▸ What you need to do
Set down a faithful copy of every record, and skip the pictures in it.

Page and application data records

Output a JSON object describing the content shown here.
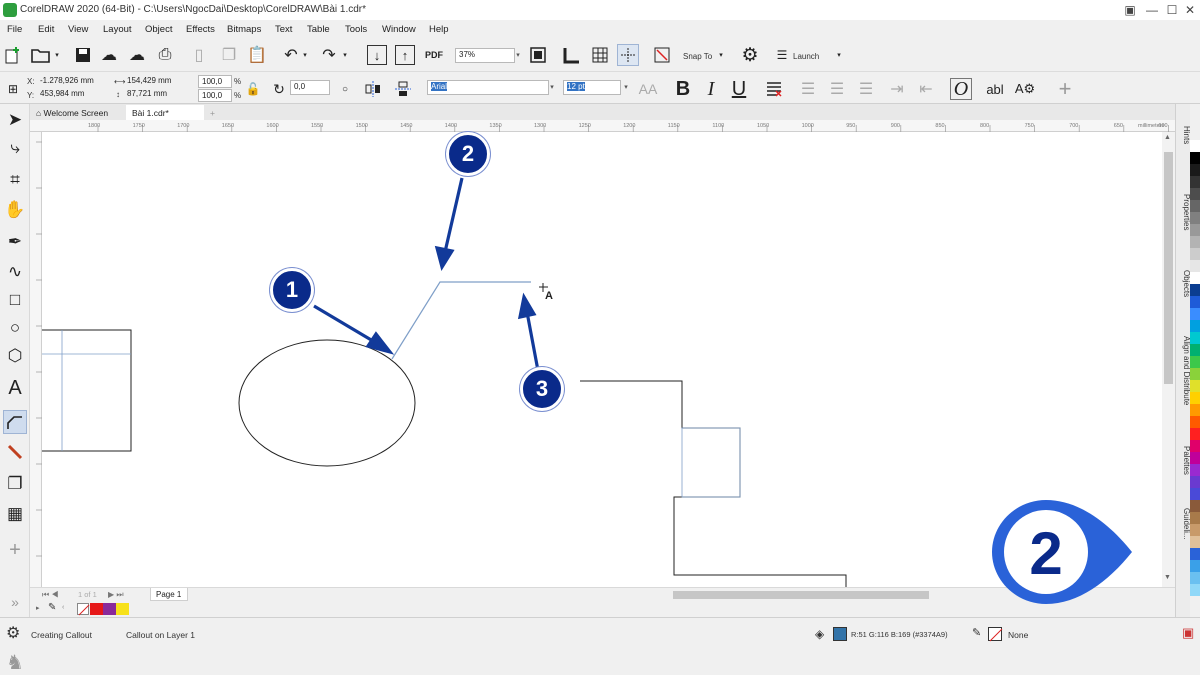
{
  "titlebar": {
    "title": "CorelDRAW 2020 (64-Bit) - C:\\Users\\NgocDai\\Desktop\\CorelDRAW\\Bài 1.cdr*"
  },
  "menu": [
    "File",
    "Edit",
    "View",
    "Layout",
    "Object",
    "Effects",
    "Bitmaps",
    "Text",
    "Table",
    "Tools",
    "Window",
    "Help"
  ],
  "toolbar": {
    "zoom": "37%",
    "snap_to": "Snap To",
    "launch": "Launch",
    "pdf": "PDF"
  },
  "propbar": {
    "x": "-1.278,926 mm",
    "y": "453,984 mm",
    "w": "154,429 mm",
    "h": "87,721 mm",
    "scale_x": "100,0",
    "scale_y": "100,0",
    "pct": "%",
    "angle": "0,0",
    "x_label": "X:",
    "y_label": "Y:",
    "font": "Arial",
    "size": "12 pt",
    "bold": "B",
    "italic": "I",
    "underline": "U",
    "frame_o": "O",
    "abl": "abl"
  },
  "tabs": {
    "welcome": "Welcome Screen",
    "doc": "Bài 1.cdr*",
    "add": "+"
  },
  "ruler_ticks": [
    "1800",
    "1750",
    "1700",
    "1650",
    "1600",
    "1550",
    "1500",
    "1450",
    "1400",
    "1350",
    "1300",
    "1250",
    "1200",
    "1150",
    "1100",
    "1050",
    "1000",
    "950",
    "900",
    "850",
    "800",
    "750",
    "700",
    "650",
    "600"
  ],
  "ruler_unit": "millimeters",
  "pagebar": {
    "page_label": "1 of 1",
    "page_name": "Page 1"
  },
  "dockers": [
    "Hints",
    "Properties",
    "Objects",
    "Align and Distribute",
    "Palettes",
    "Guideli..."
  ],
  "status": {
    "tool": "Creating Callout",
    "layer": "Callout on Layer 1",
    "fill": "R:51 G:116 B:169 (#3374A9)",
    "outline": "None",
    "fill_color": "#3374A9"
  },
  "annotations": {
    "one": "1",
    "two": "2",
    "three": "3",
    "brand": "2"
  },
  "colors": {
    "annotation": "#0a2a8a",
    "arrow": "#123a9a",
    "callout": "#7f9fc8",
    "brand": "#2a62d8"
  }
}
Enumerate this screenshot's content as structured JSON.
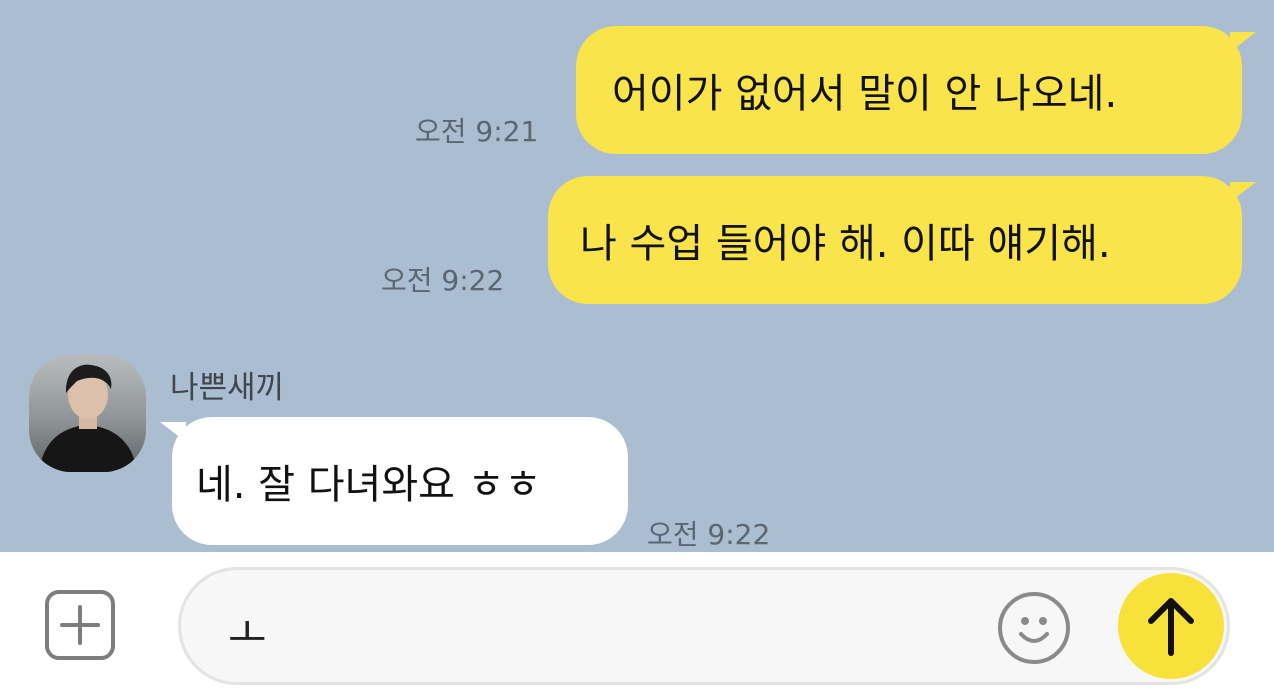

▸ Task answer
Output a JSON object describing the content shown here.
{
  "titlebar": {
    "title": "CorelDRAW 2020 (64-Bit) - C:\\Users\\NgocDai\\Desktop\\CorelDRAW\\Bài 1.cdr*"
  },
  "menu": [
    "File",
    "Edit",
    "View",
    "Layout",
    "Object",
    "Effects",
    "Bitmaps",
    "Text",
    "Table",
    "Tools",
    "Window",
    "Help"
  ],
  "toolbar": {
    "zoom": "37%",
    "snap_to": "Snap To",
    "launch": "Launch",
    "pdf": "PDF"
  },
  "propbar": {
    "x": "-1.278,926 mm",
    "y": "453,984 mm",
    "w": "154,429 mm",
    "h": "87,721 mm",
    "scale_x": "100,0",
    "scale_y": "100,0",
    "pct": "%",
    "angle": "0,0",
    "x_label": "X:",
    "y_label": "Y:",
    "font": "Arial",
    "size": "12 pt",
    "bold": "B",
    "italic": "I",
    "underline": "U",
    "frame_o": "O",
    "abl": "abl"
  },
  "tabs": {
    "welcome": "Welcome Screen",
    "doc": "Bài 1.cdr*",
    "add": "+"
  },
  "ruler_ticks": [
    "1800",
    "1750",
    "1700",
    "1650",
    "1600",
    "1550",
    "1500",
    "1450",
    "1400",
    "1350",
    "1300",
    "1250",
    "1200",
    "1150",
    "1100",
    "1050",
    "1000",
    "950",
    "900",
    "850",
    "800",
    "750",
    "700",
    "650",
    "600"
  ],
  "ruler_unit": "millimeters",
  "pagebar": {
    "page_label": "1 of 1",
    "page_name": "Page 1"
  },
  "dockers": [
    "Hints",
    "Properties",
    "Objects",
    "Align and Distribute",
    "Palettes",
    "Guideli..."
  ],
  "status": {
    "tool": "Creating Callout",
    "layer": "Callout on Layer 1",
    "fill": "R:51 G:116 B:169 (#3374A9)",
    "outline": "None",
    "fill_color": "#3374A9"
  },
  "annotations": {
    "one": "1",
    "two": "2",
    "three": "3",
    "brand": "2"
  },
  "colors": {
    "annotation": "#0a2a8a",
    "arrow": "#123a9a",
    "callout": "#7f9fc8",
    "brand": "#2a62d8"
  }
}
Enumerate this screenshot's content as structured JSON.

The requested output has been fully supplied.